[Excerpts from an interface dataset]
▼▼▼

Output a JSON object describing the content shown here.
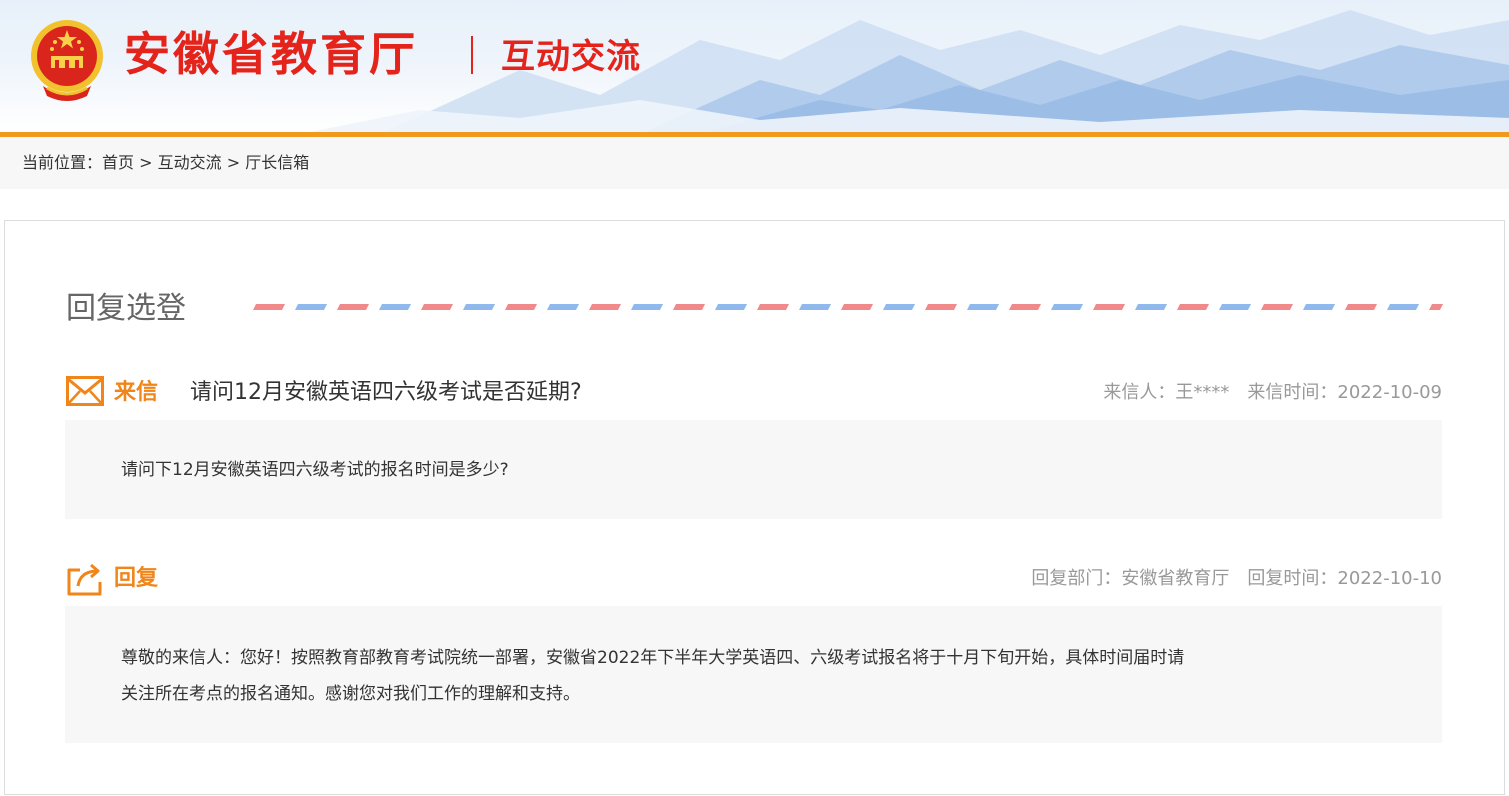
{
  "header": {
    "site_name": "安徽省教育厅",
    "section_name": "互动交流",
    "brand_color": "#e4241b",
    "accent_bar_color": "#ef9a1c",
    "emblem_icon": "national-emblem-icon"
  },
  "breadcrumb": {
    "prefix": "当前位置：",
    "items": [
      "首页",
      "互动交流",
      "厅长信箱"
    ],
    "separator": " > "
  },
  "reply_section": {
    "title": "回复选登",
    "divider_colors": [
      "#f08a8a",
      "#8fb9ec"
    ]
  },
  "letter": {
    "icon": "envelope-icon",
    "label": "来信",
    "subject": "请问12月安徽英语四六级考试是否延期?",
    "sender_label": "来信人：",
    "sender": "王****",
    "time_label": "来信时间：",
    "time": "2022-10-09",
    "body": "请问下12月安徽英语四六级考试的报名时间是多少?"
  },
  "reply": {
    "icon": "share-reply-icon",
    "label": "回复",
    "dept_label": "回复部门：",
    "dept": "安徽省教育厅",
    "time_label": "回复时间：",
    "time": "2022-10-10",
    "body_lines": [
      "尊敬的来信人：您好！按照教育部教育考试院统一部署，安徽省2022年下半年大学英语四、六级考试报名将于十月下旬开始，具体时间届时请",
      "关注所在考点的报名通知。感谢您对我们工作的理解和支持。"
    ]
  },
  "colors": {
    "label_orange": "#f08519",
    "meta_gray": "#999999"
  }
}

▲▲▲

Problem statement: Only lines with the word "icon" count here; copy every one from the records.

Reply:
    "emblem_icon": "national-emblem-icon"
    "icon": "envelope-icon",
    "icon": "share-reply-icon",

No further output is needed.